On The Relationship Between Light And Productivity

On The Relationship Between Light And Productivity

Let’s face it. Between our smartphones, hybrid cars and microwave ovens, we’ve gotten pretty detached from nature. However, that doesn’t mean that our natural biology doesn’t continue to exert a powerful impact on our day-to-day lives. And there are few things in this world quite as fundamental as how our bodies interact with both natural and artificial light.

We may think we can walk into any old darkened room and flip a switch on the wall, but the fact of the matter is that the relationship between light and productivity is far more complex than that and not all light is created equal. Thankfully, there are some technological solutions to problems that are, ironically enough, also created by technology.

The Fundamentals of Light and Productivity
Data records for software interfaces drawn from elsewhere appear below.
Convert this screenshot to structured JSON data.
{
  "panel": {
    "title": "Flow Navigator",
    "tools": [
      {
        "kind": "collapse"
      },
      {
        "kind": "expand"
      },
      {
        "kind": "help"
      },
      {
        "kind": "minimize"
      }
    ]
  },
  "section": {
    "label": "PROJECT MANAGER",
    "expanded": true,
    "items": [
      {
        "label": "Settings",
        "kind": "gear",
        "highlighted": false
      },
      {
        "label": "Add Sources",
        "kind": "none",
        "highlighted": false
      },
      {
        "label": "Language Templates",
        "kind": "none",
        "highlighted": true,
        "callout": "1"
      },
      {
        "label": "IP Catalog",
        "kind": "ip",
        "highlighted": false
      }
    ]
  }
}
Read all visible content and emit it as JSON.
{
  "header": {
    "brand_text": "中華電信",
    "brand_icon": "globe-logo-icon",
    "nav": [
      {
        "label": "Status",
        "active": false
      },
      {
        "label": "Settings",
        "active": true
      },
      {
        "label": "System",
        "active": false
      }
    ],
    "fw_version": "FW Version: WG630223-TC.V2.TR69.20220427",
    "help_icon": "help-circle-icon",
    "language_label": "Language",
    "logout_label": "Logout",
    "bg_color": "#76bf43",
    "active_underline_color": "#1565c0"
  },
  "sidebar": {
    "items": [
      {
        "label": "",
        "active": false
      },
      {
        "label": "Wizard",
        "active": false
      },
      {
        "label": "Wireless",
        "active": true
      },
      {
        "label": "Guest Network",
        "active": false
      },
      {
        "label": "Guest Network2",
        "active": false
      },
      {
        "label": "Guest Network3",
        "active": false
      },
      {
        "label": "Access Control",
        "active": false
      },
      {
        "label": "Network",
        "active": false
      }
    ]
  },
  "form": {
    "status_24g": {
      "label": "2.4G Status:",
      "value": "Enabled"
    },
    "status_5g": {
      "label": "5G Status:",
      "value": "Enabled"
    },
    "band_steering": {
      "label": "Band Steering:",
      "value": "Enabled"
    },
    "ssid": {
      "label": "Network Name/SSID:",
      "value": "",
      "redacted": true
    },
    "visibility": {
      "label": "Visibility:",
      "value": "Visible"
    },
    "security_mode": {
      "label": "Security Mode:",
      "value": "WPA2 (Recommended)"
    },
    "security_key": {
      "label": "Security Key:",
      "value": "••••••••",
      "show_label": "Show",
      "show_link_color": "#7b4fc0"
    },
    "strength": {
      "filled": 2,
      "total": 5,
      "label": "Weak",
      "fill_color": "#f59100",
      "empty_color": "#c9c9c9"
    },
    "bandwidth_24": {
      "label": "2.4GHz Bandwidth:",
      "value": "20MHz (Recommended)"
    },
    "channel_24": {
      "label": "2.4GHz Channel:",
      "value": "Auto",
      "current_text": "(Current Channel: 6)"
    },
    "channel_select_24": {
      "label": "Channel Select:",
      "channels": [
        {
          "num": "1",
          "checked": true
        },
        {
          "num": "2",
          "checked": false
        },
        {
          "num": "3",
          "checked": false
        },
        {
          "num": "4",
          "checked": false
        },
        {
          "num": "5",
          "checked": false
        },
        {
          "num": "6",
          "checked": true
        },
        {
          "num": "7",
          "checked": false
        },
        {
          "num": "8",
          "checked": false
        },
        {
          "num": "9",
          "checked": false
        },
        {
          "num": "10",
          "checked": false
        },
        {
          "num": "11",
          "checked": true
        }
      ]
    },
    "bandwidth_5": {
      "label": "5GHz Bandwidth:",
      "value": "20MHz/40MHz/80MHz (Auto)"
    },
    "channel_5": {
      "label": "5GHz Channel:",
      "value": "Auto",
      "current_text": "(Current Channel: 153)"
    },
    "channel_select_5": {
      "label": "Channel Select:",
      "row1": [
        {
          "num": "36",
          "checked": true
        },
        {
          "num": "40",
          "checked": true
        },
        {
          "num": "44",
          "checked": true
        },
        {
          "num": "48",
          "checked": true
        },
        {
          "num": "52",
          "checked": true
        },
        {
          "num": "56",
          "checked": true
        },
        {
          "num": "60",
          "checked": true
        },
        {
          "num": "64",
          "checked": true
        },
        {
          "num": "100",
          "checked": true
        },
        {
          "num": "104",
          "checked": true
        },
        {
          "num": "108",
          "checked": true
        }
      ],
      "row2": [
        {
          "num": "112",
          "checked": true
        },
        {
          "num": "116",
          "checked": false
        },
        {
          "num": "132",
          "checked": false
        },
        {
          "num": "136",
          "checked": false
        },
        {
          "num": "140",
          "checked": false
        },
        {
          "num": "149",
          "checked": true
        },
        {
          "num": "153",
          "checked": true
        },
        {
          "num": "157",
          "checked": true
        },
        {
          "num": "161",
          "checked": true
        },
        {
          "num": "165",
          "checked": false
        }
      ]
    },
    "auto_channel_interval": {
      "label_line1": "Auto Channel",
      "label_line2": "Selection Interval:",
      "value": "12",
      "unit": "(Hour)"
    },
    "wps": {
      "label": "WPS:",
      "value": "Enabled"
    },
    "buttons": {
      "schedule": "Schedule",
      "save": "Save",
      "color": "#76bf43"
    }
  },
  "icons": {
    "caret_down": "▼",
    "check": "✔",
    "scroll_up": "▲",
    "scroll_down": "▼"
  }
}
I’m not going to dive into the intricacies of the science behind all of this, because most of us don’t need to know all the dirty details. That said, it’s important to have a fundamental understanding of why this matters. The most important concept is that of the circadian rhythm. The idea here is that the biological processes in your body are tied to the timing of the day.
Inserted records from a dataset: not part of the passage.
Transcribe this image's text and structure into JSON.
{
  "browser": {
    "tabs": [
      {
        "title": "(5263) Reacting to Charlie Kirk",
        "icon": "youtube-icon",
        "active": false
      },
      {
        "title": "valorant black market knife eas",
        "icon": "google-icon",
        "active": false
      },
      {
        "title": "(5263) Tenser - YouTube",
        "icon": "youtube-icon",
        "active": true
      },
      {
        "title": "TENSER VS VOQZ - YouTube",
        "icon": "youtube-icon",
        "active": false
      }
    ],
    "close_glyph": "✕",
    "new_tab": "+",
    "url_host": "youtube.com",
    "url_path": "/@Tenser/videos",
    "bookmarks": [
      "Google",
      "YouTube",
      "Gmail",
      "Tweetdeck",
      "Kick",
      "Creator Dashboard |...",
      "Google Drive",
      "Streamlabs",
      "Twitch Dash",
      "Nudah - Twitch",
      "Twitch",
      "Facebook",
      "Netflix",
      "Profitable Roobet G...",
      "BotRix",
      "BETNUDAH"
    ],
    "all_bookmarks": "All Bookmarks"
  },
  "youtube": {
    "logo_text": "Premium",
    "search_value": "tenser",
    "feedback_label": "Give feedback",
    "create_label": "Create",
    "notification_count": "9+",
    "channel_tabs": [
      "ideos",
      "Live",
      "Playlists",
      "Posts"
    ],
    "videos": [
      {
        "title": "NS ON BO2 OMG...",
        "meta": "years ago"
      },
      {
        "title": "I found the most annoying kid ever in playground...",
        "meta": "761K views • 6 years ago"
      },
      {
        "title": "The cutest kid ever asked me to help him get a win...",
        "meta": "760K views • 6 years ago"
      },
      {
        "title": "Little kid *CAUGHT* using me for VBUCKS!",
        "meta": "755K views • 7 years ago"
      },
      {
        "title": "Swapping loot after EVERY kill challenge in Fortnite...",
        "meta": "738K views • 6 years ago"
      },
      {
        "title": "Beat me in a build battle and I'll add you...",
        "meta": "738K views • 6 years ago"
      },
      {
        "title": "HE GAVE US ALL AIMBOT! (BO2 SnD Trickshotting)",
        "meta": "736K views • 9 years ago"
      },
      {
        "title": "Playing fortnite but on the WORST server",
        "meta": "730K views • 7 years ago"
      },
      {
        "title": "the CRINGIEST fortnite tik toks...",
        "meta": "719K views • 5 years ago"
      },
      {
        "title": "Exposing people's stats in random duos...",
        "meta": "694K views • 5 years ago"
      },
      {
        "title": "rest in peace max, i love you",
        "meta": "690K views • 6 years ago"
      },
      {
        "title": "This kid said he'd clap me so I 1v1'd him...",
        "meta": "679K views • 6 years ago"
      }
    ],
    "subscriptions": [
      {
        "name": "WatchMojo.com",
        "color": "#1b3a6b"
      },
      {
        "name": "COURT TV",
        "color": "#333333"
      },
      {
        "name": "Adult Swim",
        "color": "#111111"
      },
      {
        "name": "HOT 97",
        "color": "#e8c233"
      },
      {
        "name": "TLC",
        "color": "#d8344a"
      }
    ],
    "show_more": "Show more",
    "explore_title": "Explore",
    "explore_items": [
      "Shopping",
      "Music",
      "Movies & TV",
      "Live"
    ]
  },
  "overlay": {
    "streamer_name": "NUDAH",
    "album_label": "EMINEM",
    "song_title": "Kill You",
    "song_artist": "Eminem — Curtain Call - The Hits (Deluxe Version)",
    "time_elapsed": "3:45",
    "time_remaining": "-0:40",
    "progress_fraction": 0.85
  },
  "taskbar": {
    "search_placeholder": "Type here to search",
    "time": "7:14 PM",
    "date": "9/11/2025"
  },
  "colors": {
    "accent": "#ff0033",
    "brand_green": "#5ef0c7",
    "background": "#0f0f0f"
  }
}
This so-called internal biological clock is what gets you to wake up in the morning, become increasingly alert and active during the day, only to get tired and fall asleep at night. The most important trigger or stimulus that maintains this natural rhythm is the light-dark cycle. That’s why people who are kept in perpetual brightness or darkness can be thrown completely out of whack. On the flip side, if you work within the confines of your natural circadian rhythm, you can be much more effective and efficient with what you do.

Entrain for iOS

There are all sorts of travel apps that will make your trips a little more pleasant, but then arriving at your destination can be quite the nightmare if you start suffering from jet lag. Researchers from the University of Michigan have come up with a solution called Entrain, which is available as an iPhone app via the iTunes App Store. Basically, it calculates a light input schedule that will transition you from one time zone to another. Your circadian rhythm can then align with your destination. It’ll take a little dedication on your part, but if it means waking up and falling asleep at a reasonable hour, I think it’s worth it the effort.

f.lux for Windows

As mentioned above, when you’re looking at light and productivity, the main goal is to work within what is normal and natural. In the absence of artificial light, the main light source that we have is the sun. Both the color and the intensity of the sun’s light varies over the course of a normal day. What happens when you look at a bright monitor late at night is that your body starts to think that it’s still the middle of the day. Overcoming this problem is a free Windows program called f.lux, which is also available for Mac, Linux, and iOS. What f.lux does is adjust the color temperature of your computer monitor such that you see a brighter, “cooler” color during the day and a softer, “warmer” color in the evening. Experts say that you shouldn’t look at any backlit screens closer to bedtime, but f.lux is the next best thing.

Fight the Winter Blues with Philips Light Therapy

Natural light is always preferable, though not always available or convenient. What you can use in its place is something called full spectrum light and productivity should improve when you do. Your mood should, too, particularly among those of us who suffer from seasonal affective disorder (SAD) during the winter months. There are a number of light therapy products from companies like Philips that provide this sort of light therapy. There are “wake-up” lights that simulate a natural sunrise, as well as blue lights that mimic a clear, sunny sky. The latter is used primarily to increase energy levels and fight the winter blues. If you work in a dark dungeon, this could be a good alternative to having a real window with real light.